San Diego: Normal Heights

Normal Heights was named for the San Diego Normal School, a teacher's college that was the forerunner to San Diego State University. A major early influence on the community was Bertram J. Carteri, who arrived in 1926 and began to build single-family bungalows. With the restoration of the trolley line in the early 1920s, Carteri began to build what is now known as the Carteri Center on Adams Avenue between 33rd and 34th Streets, which has been declared a potential historic district. The most significant structure is the Louis L. Gill designed bungalow court first named El Sueño; now known as Santa Rosa Court.

The Normal Heights community is made up of three neighborhoods, which are Adams North, Adams Park, and Cherokee Park. Adams North is developed as a predominately single-family neighborhood, while Adams Park and Cherokee Park include a broader mix of single-family homes, older apartment courts and large apartment developments.

Indicator Details

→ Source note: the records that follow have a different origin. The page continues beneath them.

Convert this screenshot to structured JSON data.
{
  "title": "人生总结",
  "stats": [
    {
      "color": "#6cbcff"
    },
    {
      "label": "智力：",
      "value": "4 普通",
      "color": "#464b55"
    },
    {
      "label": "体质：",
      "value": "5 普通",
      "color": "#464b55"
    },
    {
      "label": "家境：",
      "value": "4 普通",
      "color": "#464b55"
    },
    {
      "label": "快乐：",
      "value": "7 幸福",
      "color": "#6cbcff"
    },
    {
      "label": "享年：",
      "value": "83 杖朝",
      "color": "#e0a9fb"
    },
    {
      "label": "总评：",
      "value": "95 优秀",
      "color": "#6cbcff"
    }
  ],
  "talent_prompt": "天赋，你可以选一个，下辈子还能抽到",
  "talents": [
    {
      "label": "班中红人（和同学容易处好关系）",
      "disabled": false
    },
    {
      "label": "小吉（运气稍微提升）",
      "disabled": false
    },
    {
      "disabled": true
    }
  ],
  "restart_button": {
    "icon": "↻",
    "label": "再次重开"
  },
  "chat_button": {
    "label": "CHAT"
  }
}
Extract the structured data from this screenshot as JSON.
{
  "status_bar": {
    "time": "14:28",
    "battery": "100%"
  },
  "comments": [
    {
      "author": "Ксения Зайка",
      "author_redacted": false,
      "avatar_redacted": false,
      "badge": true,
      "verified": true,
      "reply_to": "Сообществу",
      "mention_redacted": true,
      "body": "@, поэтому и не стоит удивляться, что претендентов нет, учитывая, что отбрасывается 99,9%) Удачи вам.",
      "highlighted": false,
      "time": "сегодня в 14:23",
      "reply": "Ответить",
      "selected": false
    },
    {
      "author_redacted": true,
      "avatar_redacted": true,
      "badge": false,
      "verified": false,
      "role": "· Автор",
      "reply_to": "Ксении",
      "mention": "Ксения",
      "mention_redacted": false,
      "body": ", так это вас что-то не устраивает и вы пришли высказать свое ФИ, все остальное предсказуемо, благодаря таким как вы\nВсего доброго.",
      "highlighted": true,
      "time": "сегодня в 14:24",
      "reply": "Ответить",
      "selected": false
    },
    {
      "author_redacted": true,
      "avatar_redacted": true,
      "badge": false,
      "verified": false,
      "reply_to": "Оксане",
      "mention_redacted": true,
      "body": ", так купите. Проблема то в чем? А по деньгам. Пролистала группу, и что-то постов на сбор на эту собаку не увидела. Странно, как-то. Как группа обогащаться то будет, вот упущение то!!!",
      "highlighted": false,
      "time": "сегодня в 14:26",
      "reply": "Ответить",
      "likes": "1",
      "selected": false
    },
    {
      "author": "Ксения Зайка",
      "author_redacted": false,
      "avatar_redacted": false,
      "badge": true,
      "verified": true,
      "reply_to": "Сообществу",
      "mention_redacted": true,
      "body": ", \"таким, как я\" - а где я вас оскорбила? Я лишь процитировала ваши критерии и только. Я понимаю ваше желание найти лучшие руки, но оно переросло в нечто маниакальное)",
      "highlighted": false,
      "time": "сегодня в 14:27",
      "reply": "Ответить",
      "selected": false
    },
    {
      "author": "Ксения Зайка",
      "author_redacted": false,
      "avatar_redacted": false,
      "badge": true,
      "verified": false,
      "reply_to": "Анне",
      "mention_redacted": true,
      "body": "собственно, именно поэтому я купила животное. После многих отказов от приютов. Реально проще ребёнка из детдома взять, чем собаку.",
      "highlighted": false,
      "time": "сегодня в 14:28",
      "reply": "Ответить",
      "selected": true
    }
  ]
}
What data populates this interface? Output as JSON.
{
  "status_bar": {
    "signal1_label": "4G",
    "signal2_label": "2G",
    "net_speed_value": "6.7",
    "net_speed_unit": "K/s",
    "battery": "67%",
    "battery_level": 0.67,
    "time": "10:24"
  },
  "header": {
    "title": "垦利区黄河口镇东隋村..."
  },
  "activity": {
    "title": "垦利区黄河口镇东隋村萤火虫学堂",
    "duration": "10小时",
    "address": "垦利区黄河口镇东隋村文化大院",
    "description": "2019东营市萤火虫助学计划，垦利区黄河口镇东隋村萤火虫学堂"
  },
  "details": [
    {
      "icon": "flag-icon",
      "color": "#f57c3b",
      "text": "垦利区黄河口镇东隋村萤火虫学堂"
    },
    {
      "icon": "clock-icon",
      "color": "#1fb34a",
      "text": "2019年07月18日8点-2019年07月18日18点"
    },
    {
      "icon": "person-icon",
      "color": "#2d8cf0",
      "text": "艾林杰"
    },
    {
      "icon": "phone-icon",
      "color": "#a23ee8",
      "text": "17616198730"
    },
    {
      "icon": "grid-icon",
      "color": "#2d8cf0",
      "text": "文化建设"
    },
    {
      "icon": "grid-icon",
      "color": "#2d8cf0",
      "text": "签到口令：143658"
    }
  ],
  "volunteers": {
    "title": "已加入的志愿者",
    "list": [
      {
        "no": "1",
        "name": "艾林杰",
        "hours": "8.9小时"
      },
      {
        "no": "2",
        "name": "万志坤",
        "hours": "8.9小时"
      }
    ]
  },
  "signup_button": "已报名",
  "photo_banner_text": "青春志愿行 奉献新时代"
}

Indicators Primary Domain Indicator Value Ranksort descending Tier
School Proximity to Traffic Environmental Hazards -% - Data N/A
Chronic School Absence Health Systems and Public Safety -% - Data N/A
High School Graduation Rate Educational Opportunities -% - Data N/A
Blood Lead Levels in Children Housing -% - Data N/A
School Readiness Scores Educational Opportunities -% - Data N/A
Food Desert Neighborhood Characteristics -% - Data N/A
Preventable Hospitalizations Health Systems and Public Safety - - Data N/A
Proximity to Brownfield Sites Environmental Hazards 0.0% 1 Top
Proximity to Superfund Sites Environmental Hazards 0.0% 1 Top
Toxic Releases from Facilities Environmental Hazards 0.0% 1 Top
Employment Rate Employment Opportunities 71.2% 3 Top
Walkability Neighborhood Characteristics 4.1 6 Top
Tree Cover Natural Areas 4.1% 8 Top
Household Transportation Costs Transportation 16.6% 8 Top
Pedestrian Connectivity Transportation 144.2 8 Top
Motor Vehicle Collisions Health Systems and Public Safety 1.7 12 Top
Long-Term Unemployment Employment Opportunities 3.0% 12 Top
Business Retention Economic Health 3.4% 19 Top
Vacancy Rates Housing 3.9% 19 Top
Travel Time to Work Employment Opportunities 20.9 20 Top
Access to Parks and Open Space Natural Areas 2.3 25 Top
Low Birth Weight Health Systems and Public Safety 5.8% 34 Top
Transit Accessibility Transportation 40.2 39 Top
Local Business Vitality Economic Health 57.6% 50 Top
Preschool Enrollment Educational Opportunities 61.4% 61 Middle
Commute Mode Share Transportation 14.4% 66 Middle
Excessive Housing Cost Burden Housing 38.0% 67 Middle
Voter Participation Social Cohesion 75.2% 78 Middle
Reading Proficiency Educational Opportunities 59.4% 83 Middle
Offsite Alcohol Outlets Neighborhood Characteristics 8.7 90 Middle
Adult Educational Attainment Educational Opportunities 88.3% 91 Middle
Violent Crime Health Systems and Public Safety 11.7 103 Bottom
Public Assisted Households Employment Opportunities 12.9% 105 Bottom
Residential Proximity to Traffic Environmental Hazards 21.5% 111 Bottom
Access to Mainstream Financial Services Economic Health 28.9% 126 Bottom
Residential Mobility Social Cohesion 75.2% 137 Bottom
Age of Housing Housing 82.5% 142 Bottom